He’s reading Watchmen in a tough neighborhood in Jersey. He’s surviving high school with role-playing quests and the mental disciplines of Dune. He’s writing elvish on the white board in his Rutgers dorm and a space odyssey in the Caribbean town where his mother was raised.
It’s not easy loving stories of the future — not for the young man at the center of The Brief Wondrous Life of Oscar Wao — but in the present it gives him ground to stand on.
Junot Diaz won the 2008 Pulitzer Prize for the novel, and the National Book Critics Circle Award.
“We are all, all of us, time travelers,” he said by phone from Cambridge, where he serves Professor of Writing at the Massachusetts Institute of Technology. “We have a time machine built into our heads, always at the ready and charged to deliver us into our past.”
Diaz has won international acclaim for his fiction and nonfiction, including the short story collection This Is How You Lose Her, a New York Times bestseller and National Book Award finalist. He serves as as fiction editor at the Boston Review, and he has newly released his first children’s book, Islandborn. And he will read from his work on Monday at Williams College.
It’s a rare chance to hear him, said Paul Park, senior lecturer in English at Williams. He knows Diaz through the science fiction community; Park has written more than 16 novels and story collections, including the World Fantasy Award finalist A Princess of Roumania.
He sees Diaz’ writing as a convergence of science fiction / fantasy and literature — among contemporary classics like Margaret Atwood’s The Handmaid’s Tale and Kazuo Ishiguro’s The Buried Giant.

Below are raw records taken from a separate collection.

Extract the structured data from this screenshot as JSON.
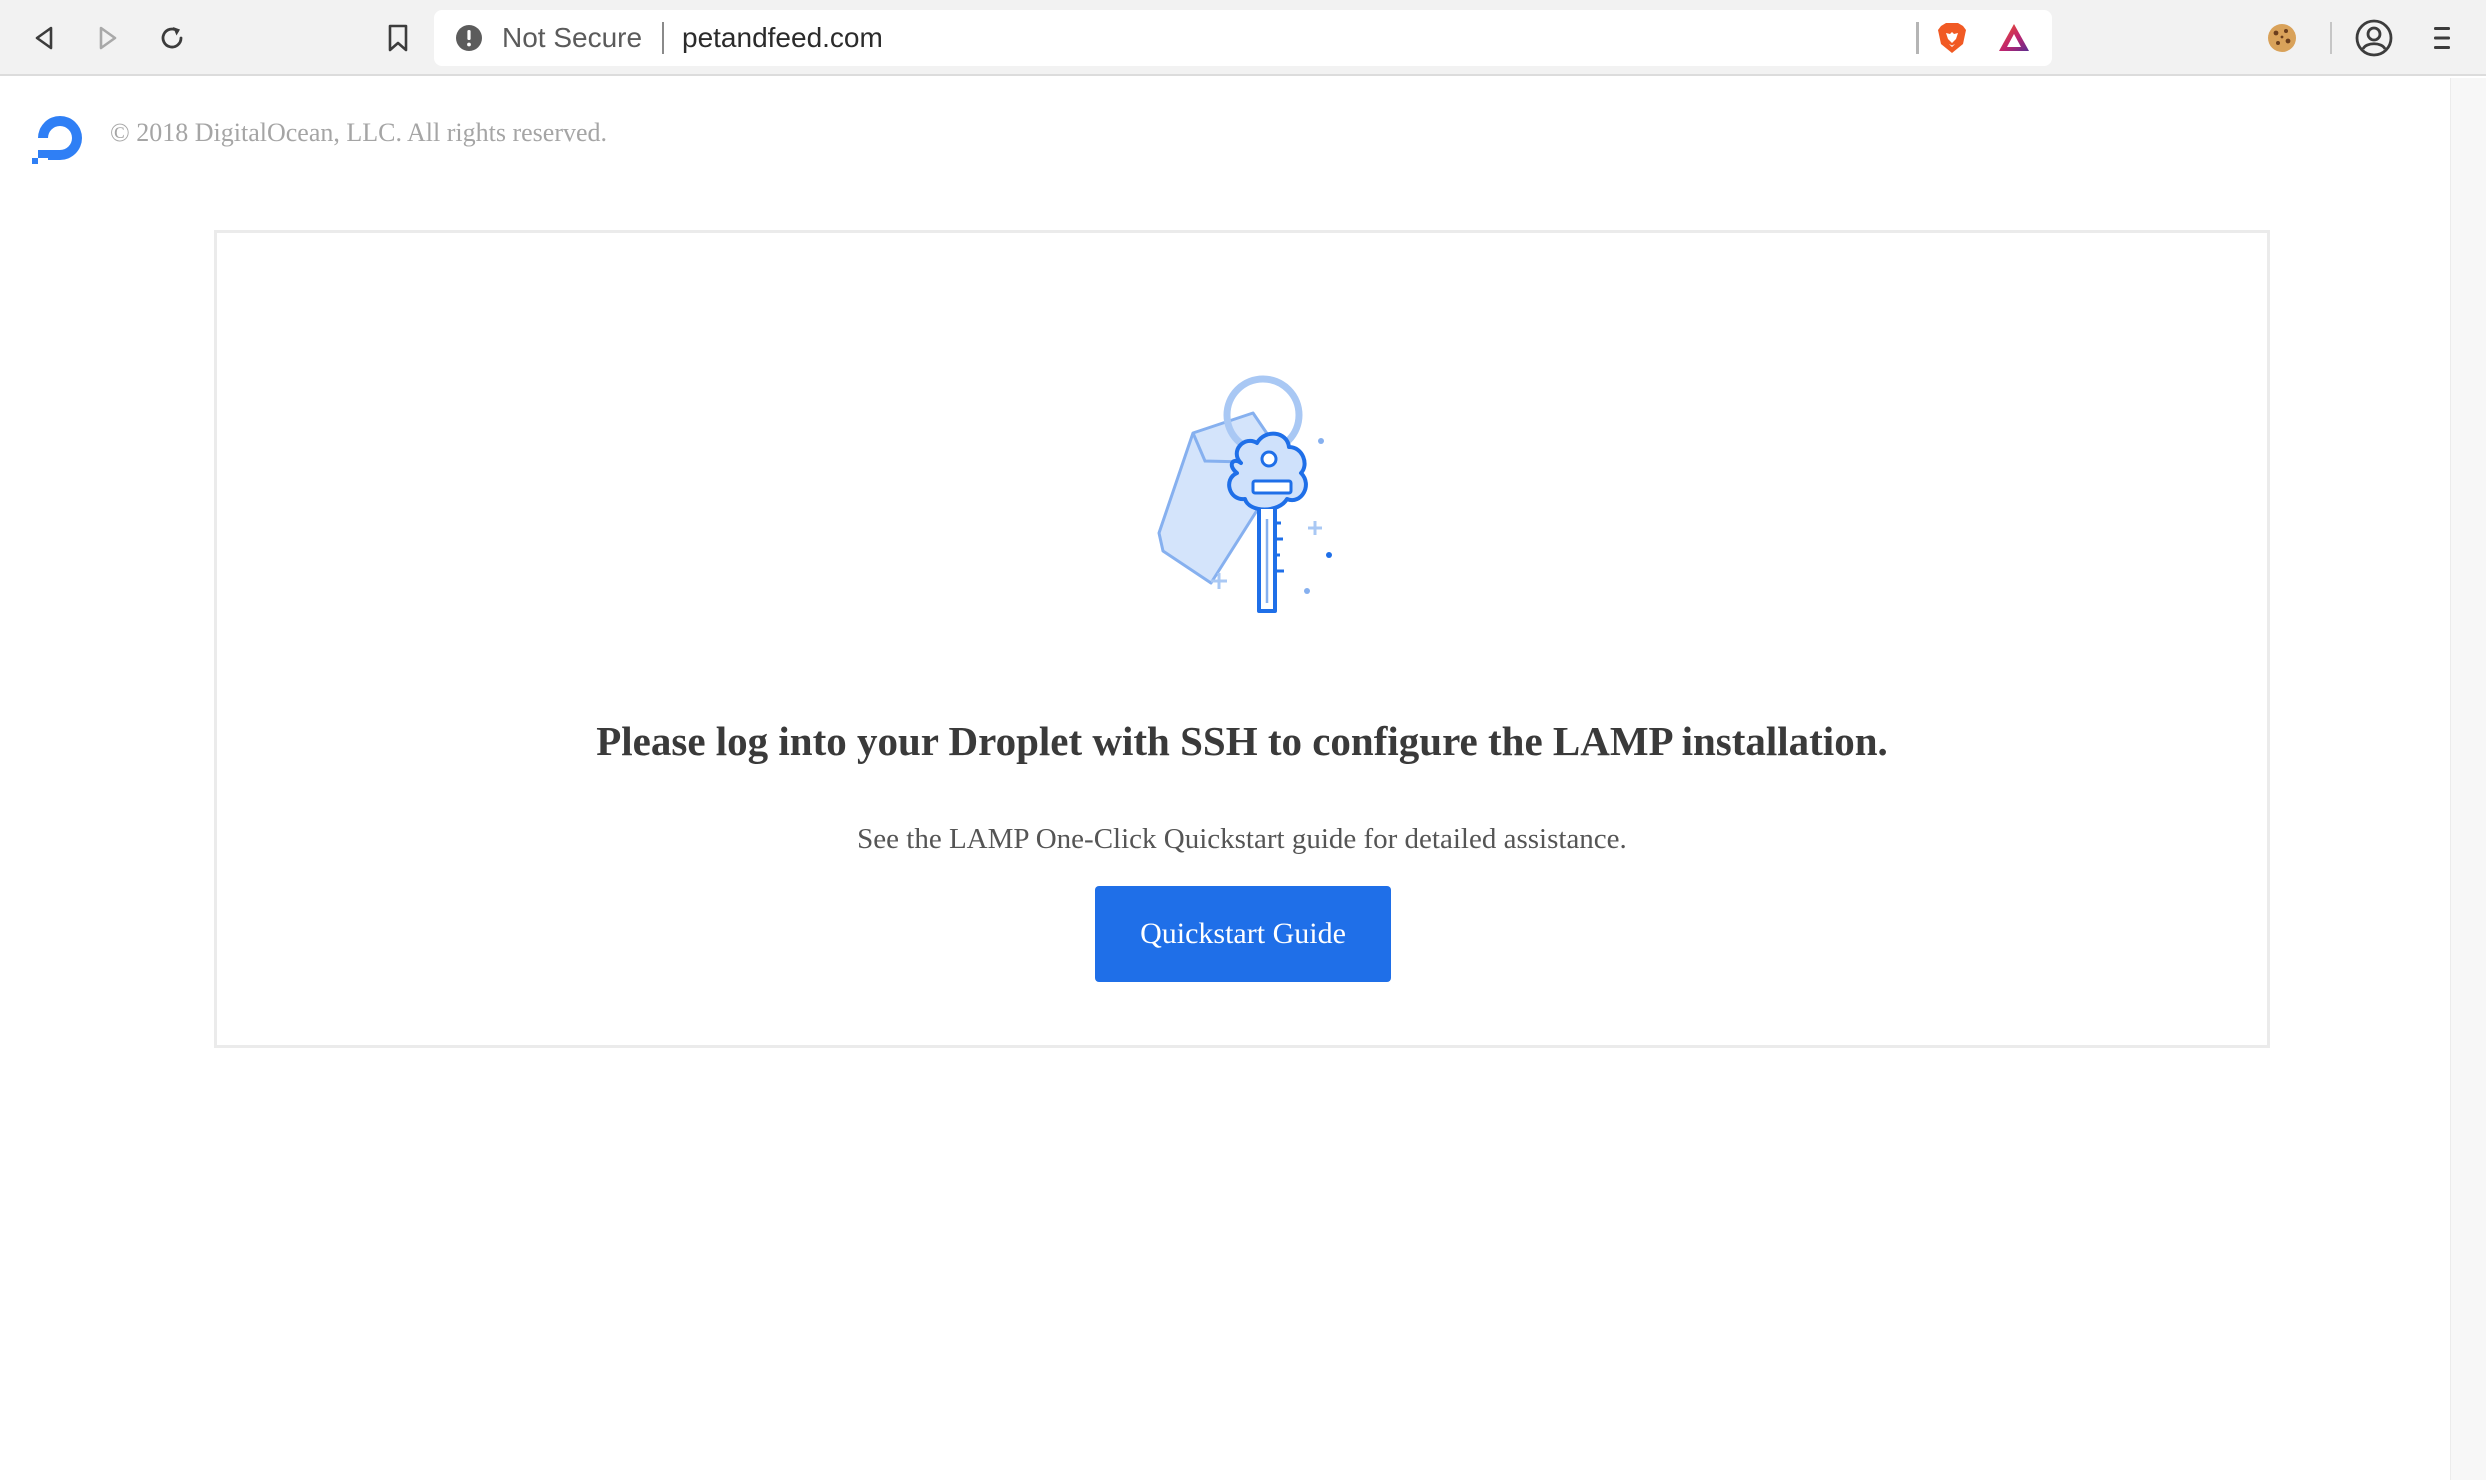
{
  "browser": {
    "nav": {
      "back_icon": "back-arrow-icon",
      "forward_icon": "forward-arrow-icon",
      "reload_icon": "reload-icon",
      "bookmark_icon": "bookmark-icon"
    },
    "address_bar": {
      "security_icon": "warning-circle-icon",
      "security_label": "Not Secure",
      "url": "petandfeed.com",
      "brave_shields_icon": "brave-lion-icon",
      "brave_rewards_icon": "brave-rewards-triangle-icon"
    },
    "extensions": {
      "cookie_icon": "cookie-icon"
    },
    "profile_icon": "profile-icon",
    "menu_icon": "hamburger-menu-icon"
  },
  "page": {
    "header": {
      "logo": "digitalocean-logo",
      "copyright": "© 2018 DigitalOcean, LLC. All rights reserved."
    },
    "card": {
      "illustration": "key-illustration",
      "heading": "Please log into your Droplet with SSH to configure the LAMP installation.",
      "subtext": "See the LAMP One-Click Quickstart guide for detailed assistance.",
      "button_label": "Quickstart Guide"
    }
  },
  "colors": {
    "accent": "#1f6fe8",
    "brand_blue": "#0069ff",
    "heading": "#3a3a3a",
    "muted": "#a5a5a5"
  }
}
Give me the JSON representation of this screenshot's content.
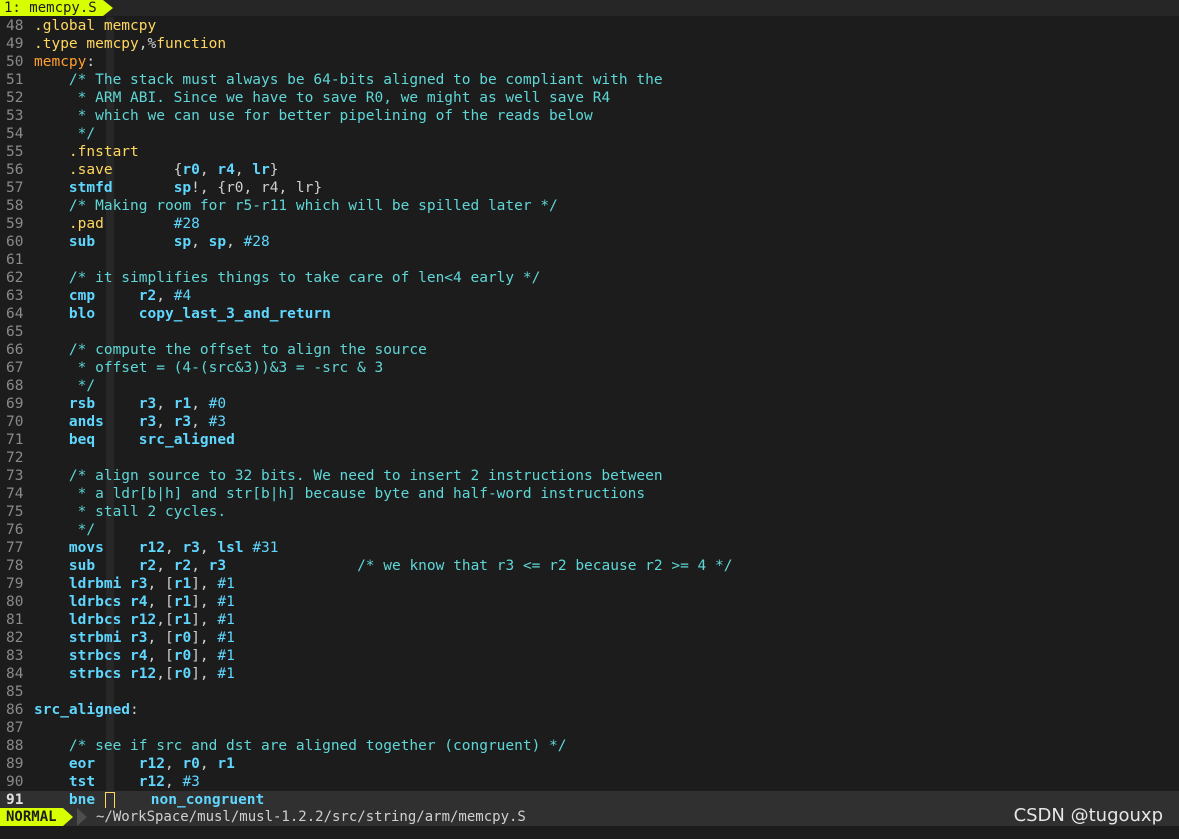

Some writers divide fiction and genre writing, Park said, as many writing workshops emphasize writing what you know and foster a particular kind of realism. But black American literature has a long tradition of imagined futures, re-imagined pasts, myth and magic, as Diaz reverences in Octavia Butler.
Diaz’ involvement with science fiction is deep and genuine, Park said, and in Oscar Wao, the places where fantasy and history meet are tough and powerful.
The novel shifts between voices and between times. It crosses three generations, as a violent dictatorship devastates the Dominican Republic and Oscar’s family. Diaz gives history in their eyes, and expands on it in footnotes and genre references. He describes the 30 years from 1930 to 1961 in terms out of J.R.R. Tolkien, casting dictator Rafael Leónidas Trujillo Molina as a dark lord — Sauron laying waste to Barad Dûr.
As the novel unfolds, fantasy moves beyond Oscar’s youthful passion for comic books and takes form in mythic figures who bless or curse and in the landscape of the cane fields, where people are taken out of the world they know to live or die.
The force of Trujillo’s destruction becomes concrete as family Oscar never had a chance to know are terrorized, jailed, killed or enslaved. Oscar’s mother comes to the U.S. as a young woman alone, working two jobs in cold winters while his older sister runs track and tries to look after him. As they struggle for stability, assurance and a place to feel loved and whole, where they have come from indelibly shapes where they are going.
Trujillo’s total control still has an impact on the island, Diaz said, more than 50 years after the dictator died.
“It will influence that country in ways even those of us who have studied these influences can’t describe,” he said. “Racial prejudices, attitudes toward Haitian people and people with darker skin, complete disregard for civic society, those are still the devil’s politics in the Dominican Republic. The corrupt impunity of politicians is an operating system underwritten and incorporated in this regime, wide and deep.”
He turns to fantasy and science fiction to understand experiences broadly, as they shape lives, countries and global currents.
“Take a look at ways science fiction brings climate change into focus,” he said. “… as a mode, as a tradition, it reflects powerfully the fantasies and anxieties of any given period and helps us to see and confront what we might otherwise disavow — questions about racial politics, gender order. A book like the Handmaid’s Tale brings into sharp relief problems in our current society we’re not always comfortable facing.”
In Oscar, he faces an ideal masculinity and all of its adjuncts — sports, the military, competition, fighting — “These things shape us, our boys and our men.”
In the U.S. where Oscar comes of age, he sees the endless deaths of people of color in a country where Diaz feels many people around him are more committed to keeping tyrannies alive than to understanding and improving society.
He responds to this dark time with an idea of radical hope, as he writes in a key essay in book that share that name. He can have a clear, blunt view of the present and yet imagine a different time ahead.
“Nothing is helped by assuming our futures are dark and doomed,” he said.
Science fiction is a literature of the future. And the futures people can imagine say as much about the people imagining them — the past they recall and the change they move toward. He comes from a community who were enslaved a short time ago, he said, and today they are shaped by those struggles to liberate themselves.
“It is not in my grammar,” he said, “to imagine that we who have more than than my ancestors did can’t accomplish similar feats.”